##### Entries supplied #####

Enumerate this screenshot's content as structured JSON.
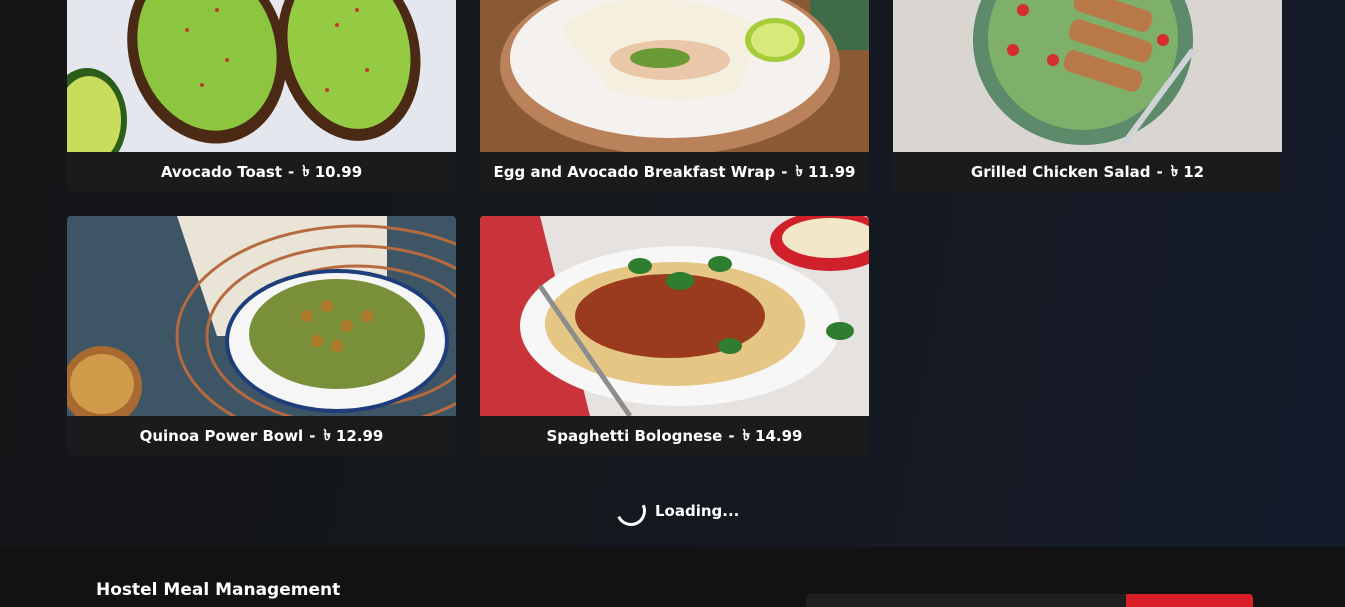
{
  "meals": [
    {
      "name": "Avocado Toast",
      "separator": "-",
      "currency": "৳",
      "price": "10.99",
      "image": "avocado-toast-photo"
    },
    {
      "name": "Egg and Avocado Breakfast Wrap",
      "separator": "-",
      "currency": "৳",
      "price": "11.99",
      "image": "breakfast-wrap-photo"
    },
    {
      "name": "Grilled Chicken Salad",
      "separator": "-",
      "currency": "৳",
      "price": "12",
      "image": "chicken-salad-photo"
    },
    {
      "name": "Quinoa Power Bowl",
      "separator": "-",
      "currency": "৳",
      "price": "12.99",
      "image": "quinoa-bowl-photo"
    },
    {
      "name": "Spaghetti Bolognese",
      "separator": "-",
      "currency": "৳",
      "price": "14.99",
      "image": "spaghetti-photo"
    }
  ],
  "loading": {
    "text": "Loading...",
    "icon": "spinner-icon"
  },
  "footer": {
    "title": "Hostel Meal Management"
  },
  "colors": {
    "background": "#121417",
    "card": "#1a1b1c",
    "accent": "#d91e25"
  }
}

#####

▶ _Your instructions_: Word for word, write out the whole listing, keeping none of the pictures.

▶ _Answer for the task_:
Enumerate this screenshot's content as structured JSON.
{
  "meals": [
    {
      "name": "Avocado Toast",
      "separator": "-",
      "currency": "৳",
      "price": "10.99",
      "image": "avocado-toast-photo"
    },
    {
      "name": "Egg and Avocado Breakfast Wrap",
      "separator": "-",
      "currency": "৳",
      "price": "11.99",
      "image": "breakfast-wrap-photo"
    },
    {
      "name": "Grilled Chicken Salad",
      "separator": "-",
      "currency": "৳",
      "price": "12",
      "image": "chicken-salad-photo"
    },
    {
      "name": "Quinoa Power Bowl",
      "separator": "-",
      "currency": "৳",
      "price": "12.99",
      "image": "quinoa-bowl-photo"
    },
    {
      "name": "Spaghetti Bolognese",
      "separator": "-",
      "currency": "৳",
      "price": "14.99",
      "image": "spaghetti-photo"
    }
  ],
  "loading": {
    "text": "Loading...",
    "icon": "spinner-icon"
  },
  "footer": {
    "title": "Hostel Meal Management"
  },
  "colors": {
    "background": "#121417",
    "card": "#1a1b1c",
    "accent": "#d91e25"
  }
}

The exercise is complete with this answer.